For the East Asia and Pacific jurisdictions surveyed, trademarks were canceled due to genericide in five jurisdictions. Examples include YOU-PAN mark (YOU PAN) in China, UDONSUKI in Japan. SAR SEE SWEE in Malaysia, MAGLEV in Singapore, and CAFFE LATTE in South Korea.

For Latin America and the Caribbean, famous trademarks were canceled due to genericide in eight jurisdictions. Among those canceled include CANOLA and CARTONPLAST in Colombia and PITA and PRICE VECTOR in Costa Rica.

For the Middle East, Africa, and South Asia countries, LEMON PUFF was canceled in Pakistan and LIQUORICE ALLSORTS in Sri Lanka.

FRENCH PRESS is an example of a trademark canceled due to genericide in Canada.

In the United States, since the beginning of the last century, many famous marks were held to be generic, and some of them (followed by the year they were held to be generic) are ASPIRIN (1921), CELLOPHANE (1936), SHREDDED WHEAT (1938), ESCALATOR (1950), THERMOS (1963), and, more recently, PILATES (2000).
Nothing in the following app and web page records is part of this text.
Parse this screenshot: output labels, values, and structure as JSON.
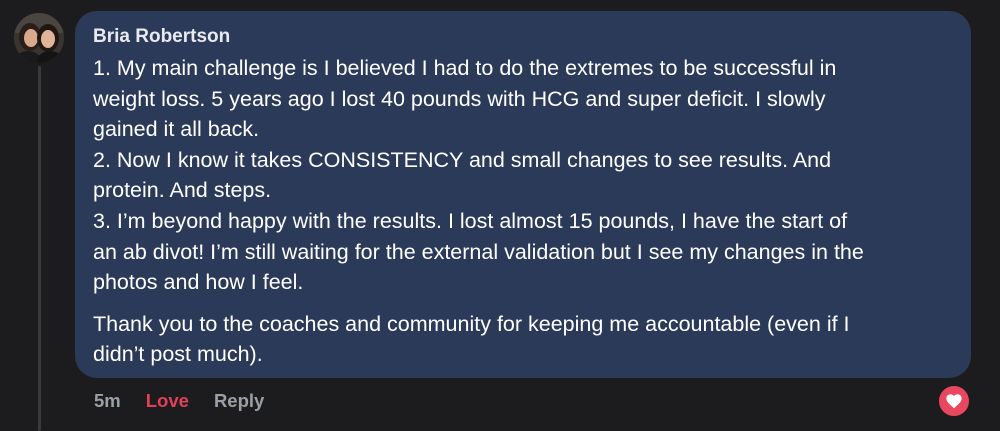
{
  "comment": {
    "author": "Bria Robertson",
    "paragraphs": [
      {
        "lines": [
          "1. My main challenge is I believed I had to do the extremes to be successful in",
          "weight loss. 5 years ago I lost 40 pounds with HCG and super deficit. I slowly",
          "gained it all back.",
          "2. Now I know it takes CONSISTENCY and small changes to see results. And",
          "protein. And steps.",
          "3. I’m beyond happy with the results. I lost almost 15 pounds, I have the start of",
          "an ab divot! I’m still waiting for the external validation but I see my changes in the",
          "photos and how I feel."
        ]
      },
      {
        "lines": [
          "Thank you to the coaches and community for keeping me accountable (even if I",
          "didn’t post much)."
        ]
      }
    ],
    "colors": {
      "bubble": "#2b3a58",
      "love": "#e0405a",
      "reaction": "#e8475f"
    }
  },
  "actions": {
    "timestamp": "5m",
    "love_label": "Love",
    "reply_label": "Reply"
  },
  "reaction": {
    "icon": "heart-icon"
  },
  "avatar": {
    "icon": "profile-photo"
  }
}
Are actions to prevent genericide common?

The survey results confirm that it is common for owners of famous marks to take actions to avoid trademark genericide in the majority of jurisdictions worldwide.

The most common actions are (i) market surveillance, (ii) objecting to third-party misuse, (iii) public awareness campaigns, (iv) ensuring use of the mark as an adjective and never as a noun or a verb, (v) using the ™ and ® symbols, and (vi) establishing clear guidelines for the use of a mark. Also considered important in the case of new products on the market is to provide the public with an appropriate generic/descriptive name to use and to make it clear that the trademark is a brand.

Can there be a recapture of a trademark?

In most of the countries surveyed, the recapture of a trademark that had become generic eventually could happen through the secondary meaning. Respondents noted that evidence of acquired distinctiveness would be needed for a fresh application of the mark.

Although every effort has been made to verify the accuracy of this article, readers are urged to check independently on matters of specific concern or interest.

© 2022 International Trademark Association